Records shown
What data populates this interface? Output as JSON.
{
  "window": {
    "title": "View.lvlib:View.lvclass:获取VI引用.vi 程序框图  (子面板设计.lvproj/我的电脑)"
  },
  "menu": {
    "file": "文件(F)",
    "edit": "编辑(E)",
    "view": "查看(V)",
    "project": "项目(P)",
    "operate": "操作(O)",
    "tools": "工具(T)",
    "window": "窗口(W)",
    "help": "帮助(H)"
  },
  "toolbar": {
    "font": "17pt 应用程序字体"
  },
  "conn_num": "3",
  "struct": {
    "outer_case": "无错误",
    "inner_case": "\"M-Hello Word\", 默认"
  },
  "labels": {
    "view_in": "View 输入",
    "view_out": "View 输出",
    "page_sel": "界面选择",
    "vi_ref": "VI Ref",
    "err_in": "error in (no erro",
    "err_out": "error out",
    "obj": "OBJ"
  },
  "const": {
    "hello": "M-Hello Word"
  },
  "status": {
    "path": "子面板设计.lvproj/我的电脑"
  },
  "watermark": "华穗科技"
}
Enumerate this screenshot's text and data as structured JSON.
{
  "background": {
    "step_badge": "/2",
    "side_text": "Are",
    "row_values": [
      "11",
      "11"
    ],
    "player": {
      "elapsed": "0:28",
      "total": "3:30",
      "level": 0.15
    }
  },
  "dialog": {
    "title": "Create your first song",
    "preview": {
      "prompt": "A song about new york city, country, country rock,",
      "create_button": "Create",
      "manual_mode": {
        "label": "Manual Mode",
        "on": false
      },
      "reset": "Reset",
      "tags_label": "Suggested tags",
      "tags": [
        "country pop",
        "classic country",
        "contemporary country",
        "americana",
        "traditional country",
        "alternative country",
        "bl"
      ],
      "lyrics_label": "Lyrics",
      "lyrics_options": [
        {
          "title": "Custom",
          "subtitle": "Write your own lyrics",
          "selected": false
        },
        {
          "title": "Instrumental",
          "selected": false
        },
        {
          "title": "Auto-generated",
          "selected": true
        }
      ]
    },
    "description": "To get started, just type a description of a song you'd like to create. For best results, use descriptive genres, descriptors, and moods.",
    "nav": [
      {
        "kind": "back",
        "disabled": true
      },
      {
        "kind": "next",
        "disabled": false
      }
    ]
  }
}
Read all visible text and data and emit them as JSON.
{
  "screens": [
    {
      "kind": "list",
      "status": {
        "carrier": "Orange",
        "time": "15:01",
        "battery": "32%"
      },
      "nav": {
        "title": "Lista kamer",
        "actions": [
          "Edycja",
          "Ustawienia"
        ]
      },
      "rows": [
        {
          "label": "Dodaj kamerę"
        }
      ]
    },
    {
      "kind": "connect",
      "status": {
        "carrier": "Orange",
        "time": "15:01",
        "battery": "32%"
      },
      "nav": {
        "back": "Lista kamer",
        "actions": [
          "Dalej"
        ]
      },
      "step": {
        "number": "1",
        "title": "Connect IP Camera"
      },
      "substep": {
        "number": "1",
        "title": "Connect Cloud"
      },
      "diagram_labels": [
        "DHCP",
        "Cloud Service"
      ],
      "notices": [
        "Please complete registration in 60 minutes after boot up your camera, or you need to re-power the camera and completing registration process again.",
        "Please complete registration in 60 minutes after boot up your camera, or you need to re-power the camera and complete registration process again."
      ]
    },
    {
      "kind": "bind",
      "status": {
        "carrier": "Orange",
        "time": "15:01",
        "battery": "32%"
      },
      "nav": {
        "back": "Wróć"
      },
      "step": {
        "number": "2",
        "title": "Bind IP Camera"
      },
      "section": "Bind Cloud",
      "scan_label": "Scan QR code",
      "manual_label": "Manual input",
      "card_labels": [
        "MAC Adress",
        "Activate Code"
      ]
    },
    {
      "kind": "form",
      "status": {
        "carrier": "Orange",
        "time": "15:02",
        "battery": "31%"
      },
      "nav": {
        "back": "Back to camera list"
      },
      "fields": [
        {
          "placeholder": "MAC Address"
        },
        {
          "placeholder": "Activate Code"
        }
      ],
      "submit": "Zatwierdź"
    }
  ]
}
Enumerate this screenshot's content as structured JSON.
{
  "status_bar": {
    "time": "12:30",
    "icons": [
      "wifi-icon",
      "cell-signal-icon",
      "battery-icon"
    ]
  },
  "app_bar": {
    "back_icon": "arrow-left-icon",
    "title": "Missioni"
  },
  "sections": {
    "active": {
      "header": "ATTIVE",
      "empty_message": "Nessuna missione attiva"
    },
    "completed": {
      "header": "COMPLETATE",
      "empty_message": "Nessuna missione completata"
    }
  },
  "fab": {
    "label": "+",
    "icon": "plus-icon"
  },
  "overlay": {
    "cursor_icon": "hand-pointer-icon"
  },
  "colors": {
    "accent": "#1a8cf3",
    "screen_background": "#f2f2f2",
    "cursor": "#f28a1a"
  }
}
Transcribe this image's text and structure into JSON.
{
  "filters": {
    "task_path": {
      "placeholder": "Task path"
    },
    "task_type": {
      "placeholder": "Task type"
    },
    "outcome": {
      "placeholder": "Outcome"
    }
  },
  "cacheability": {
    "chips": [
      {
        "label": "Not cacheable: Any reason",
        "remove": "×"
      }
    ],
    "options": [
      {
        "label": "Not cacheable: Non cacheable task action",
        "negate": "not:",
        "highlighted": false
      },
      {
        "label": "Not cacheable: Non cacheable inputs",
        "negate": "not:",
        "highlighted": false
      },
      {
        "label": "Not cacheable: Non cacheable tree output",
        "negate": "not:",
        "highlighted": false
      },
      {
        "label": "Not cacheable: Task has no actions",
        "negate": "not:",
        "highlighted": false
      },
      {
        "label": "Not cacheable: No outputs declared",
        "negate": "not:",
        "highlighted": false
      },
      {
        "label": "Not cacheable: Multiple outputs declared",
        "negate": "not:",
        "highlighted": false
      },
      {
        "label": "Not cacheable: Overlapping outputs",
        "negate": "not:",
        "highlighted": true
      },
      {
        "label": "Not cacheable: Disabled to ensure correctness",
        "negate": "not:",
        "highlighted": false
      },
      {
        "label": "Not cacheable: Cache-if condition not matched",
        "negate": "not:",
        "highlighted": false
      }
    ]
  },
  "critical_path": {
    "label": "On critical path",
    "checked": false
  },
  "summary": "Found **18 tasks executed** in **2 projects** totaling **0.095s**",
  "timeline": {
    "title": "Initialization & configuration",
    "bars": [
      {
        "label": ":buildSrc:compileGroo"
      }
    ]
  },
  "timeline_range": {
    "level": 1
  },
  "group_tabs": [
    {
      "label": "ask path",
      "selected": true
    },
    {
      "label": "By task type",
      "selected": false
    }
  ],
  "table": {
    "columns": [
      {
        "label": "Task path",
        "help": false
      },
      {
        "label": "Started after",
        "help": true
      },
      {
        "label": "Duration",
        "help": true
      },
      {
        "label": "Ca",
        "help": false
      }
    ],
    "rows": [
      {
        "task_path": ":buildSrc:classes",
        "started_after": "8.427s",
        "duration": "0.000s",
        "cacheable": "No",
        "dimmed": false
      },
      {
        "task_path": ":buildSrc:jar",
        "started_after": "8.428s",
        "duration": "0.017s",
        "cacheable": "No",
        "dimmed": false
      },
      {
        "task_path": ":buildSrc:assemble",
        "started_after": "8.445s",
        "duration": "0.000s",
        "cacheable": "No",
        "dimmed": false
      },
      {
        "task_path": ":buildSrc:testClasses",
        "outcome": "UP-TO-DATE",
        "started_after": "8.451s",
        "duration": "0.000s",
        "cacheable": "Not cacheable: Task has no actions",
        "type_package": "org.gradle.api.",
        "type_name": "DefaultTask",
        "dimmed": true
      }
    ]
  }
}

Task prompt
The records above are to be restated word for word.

Answer for the task
What data populates this interface? Output as JSON.
{
  "window": {
    "title": "View.lvlib:View.lvclass:获取VI引用.vi 程序框图  (子面板设计.lvproj/我的电脑)"
  },
  "menu": {
    "file": "文件(F)",
    "edit": "编辑(E)",
    "view": "查看(V)",
    "project": "项目(P)",
    "operate": "操作(O)",
    "tools": "工具(T)",
    "window": "窗口(W)",
    "help": "帮助(H)"
  },
  "toolbar": {
    "font": "17pt 应用程序字体"
  },
  "conn_num": "3",
  "struct": {
    "outer_case": "无错误",
    "inner_case": "\"M-Hello Word\", 默认"
  },
  "labels": {
    "view_in": "View 输入",
    "view_out": "View 输出",
    "page_sel": "界面选择",
    "vi_ref": "VI Ref",
    "err_in": "error in (no erro",
    "err_out": "error out",
    "obj": "OBJ"
  },
  "const": {
    "hello": "M-Hello Word"
  },
  "status": {
    "path": "子面板设计.lvproj/我的电脑"
  },
  "watermark": "华穗科技"
}
Enumerate this screenshot's text and data as structured JSON.
{
  "background": {
    "step_badge": "/2",
    "side_text": "Are",
    "row_values": [
      "11",
      "11"
    ],
    "player": {
      "elapsed": "0:28",
      "total": "3:30",
      "level": 0.15
    }
  },
  "dialog": {
    "title": "Create your first song",
    "preview": {
      "prompt": "A song about new york city, country, country rock,",
      "create_button": "Create",
      "manual_mode": {
        "label": "Manual Mode",
        "on": false
      },
      "reset": "Reset",
      "tags_label": "Suggested tags",
      "tags": [
        "country pop",
        "classic country",
        "contemporary country",
        "americana",
        "traditional country",
        "alternative country",
        "bl"
      ],
      "lyrics_label": "Lyrics",
      "lyrics_options": [
        {
          "title": "Custom",
          "subtitle": "Write your own lyrics",
          "selected": false
        },
        {
          "title": "Instrumental",
          "selected": false
        },
        {
          "title": "Auto-generated",
          "selected": true
        }
      ]
    },
    "description": "To get started, just type a description of a song you'd like to create. For best results, use descriptive genres, descriptors, and moods.",
    "nav": [
      {
        "kind": "back",
        "disabled": true
      },
      {
        "kind": "next",
        "disabled": false
      }
    ]
  }
}
Read all visible text and data and emit them as JSON.
{
  "screens": [
    {
      "kind": "list",
      "status": {
        "carrier": "Orange",
        "time": "15:01",
        "battery": "32%"
      },
      "nav": {
        "title": "Lista kamer",
        "actions": [
          "Edycja",
          "Ustawienia"
        ]
      },
      "rows": [
        {
          "label": "Dodaj kamerę"
        }
      ]
    },
    {
      "kind": "connect",
      "status": {
        "carrier": "Orange",
        "time": "15:01",
        "battery": "32%"
      },
      "nav": {
        "back": "Lista kamer",
        "actions": [
          "Dalej"
        ]
      },
      "step": {
        "number": "1",
        "title": "Connect IP Camera"
      },
      "substep": {
        "number": "1",
        "title": "Connect Cloud"
      },
      "diagram_labels": [
        "DHCP",
        "Cloud Service"
      ],
      "notices": [
        "Please complete registration in 60 minutes after boot up your camera, or you need to re-power the camera and completing registration process again.",
        "Please complete registration in 60 minutes after boot up your camera, or you need to re-power the camera and complete registration process again."
      ]
    },
    {
      "kind": "bind",
      "status": {
        "carrier": "Orange",
        "time": "15:01",
        "battery": "32%"
      },
      "nav": {
        "back": "Wróć"
      },
      "step": {
        "number": "2",
        "title": "Bind IP Camera"
      },
      "section": "Bind Cloud",
      "scan_label": "Scan QR code",
      "manual_label": "Manual input",
      "card_labels": [
        "MAC Adress",
        "Activate Code"
      ]
    },
    {
      "kind": "form",
      "status": {
        "carrier": "Orange",
        "time": "15:02",
        "battery": "31%"
      },
      "nav": {
        "back": "Back to camera list"
      },
      "fields": [
        {
          "placeholder": "MAC Address"
        },
        {
          "placeholder": "Activate Code"
        }
      ],
      "submit": "Zatwierdź"
    }
  ]
}
Enumerate this screenshot's content as structured JSON.
{
  "status_bar": {
    "time": "12:30",
    "icons": [
      "wifi-icon",
      "cell-signal-icon",
      "battery-icon"
    ]
  },
  "app_bar": {
    "back_icon": "arrow-left-icon",
    "title": "Missioni"
  },
  "sections": {
    "active": {
      "header": "ATTIVE",
      "empty_message": "Nessuna missione attiva"
    },
    "completed": {
      "header": "COMPLETATE",
      "empty_message": "Nessuna missione completata"
    }
  },
  "fab": {
    "label": "+",
    "icon": "plus-icon"
  },
  "overlay": {
    "cursor_icon": "hand-pointer-icon"
  },
  "colors": {
    "accent": "#1a8cf3",
    "screen_background": "#f2f2f2",
    "cursor": "#f28a1a"
  }
}
Transcribe this image's text and structure into JSON.
{
  "filters": {
    "task_path": {
      "placeholder": "Task path"
    },
    "task_type": {
      "placeholder": "Task type"
    },
    "outcome": {
      "placeholder": "Outcome"
    }
  },
  "cacheability": {
    "chips": [
      {
        "label": "Not cacheable: Any reason",
        "remove": "×"
      }
    ],
    "options": [
      {
        "label": "Not cacheable: Non cacheable task action",
        "negate": "not:",
        "highlighted": false
      },
      {
        "label": "Not cacheable: Non cacheable inputs",
        "negate": "not:",
        "highlighted": false
      },
      {
        "label": "Not cacheable: Non cacheable tree output",
        "negate": "not:",
        "highlighted": false
      },
      {
        "label": "Not cacheable: Task has no actions",
        "negate": "not:",
        "highlighted": false
      },
      {
        "label": "Not cacheable: No outputs declared",
        "negate": "not:",
        "highlighted": false
      },
      {
        "label": "Not cacheable: Multiple outputs declared",
        "negate": "not:",
        "highlighted": false
      },
      {
        "label": "Not cacheable: Overlapping outputs",
        "negate": "not:",
        "highlighted": true
      },
      {
        "label": "Not cacheable: Disabled to ensure correctness",
        "negate": "not:",
        "highlighted": false
      },
      {
        "label": "Not cacheable: Cache-if condition not matched",
        "negate": "not:",
        "highlighted": false
      }
    ]
  },
  "critical_path": {
    "label": "On critical path",
    "checked": false
  },
  "summary": "Found **18 tasks executed** in **2 projects** totaling **0.095s**",
  "timeline": {
    "title": "Initialization & configuration",
    "bars": [
      {
        "label": ":buildSrc:compileGroo"
      }
    ]
  },
  "timeline_range": {
    "level": 1
  },
  "group_tabs": [
    {
      "label": "ask path",
      "selected": true
    },
    {
      "label": "By task type",
      "selected": false
    }
  ],
  "table": {
    "columns": [
      {
        "label": "Task path",
        "help": false
      },
      {
        "label": "Started after",
        "help": true
      },
      {
        "label": "Duration",
        "help": true
      },
      {
        "label": "Ca",
        "help": false
      }
    ],
    "rows": [
      {
        "task_path": ":buildSrc:classes",
        "started_after": "8.427s",
        "duration": "0.000s",
        "cacheable": "No",
        "dimmed": false
      },
      {
        "task_path": ":buildSrc:jar",
        "started_after": "8.428s",
        "duration": "0.017s",
        "cacheable": "No",
        "dimmed": false
      },
      {
        "task_path": ":buildSrc:assemble",
        "started_after": "8.445s",
        "duration": "0.000s",
        "cacheable": "No",
        "dimmed": false
      },
      {
        "task_path": ":buildSrc:testClasses",
        "outcome": "UP-TO-DATE",
        "started_after": "8.451s",
        "duration": "0.000s",
        "cacheable": "Not cacheable: Task has no actions",
        "type_package": "org.gradle.api.",
        "type_name": "DefaultTask",
        "dimmed": true
      }
    ]
  }
}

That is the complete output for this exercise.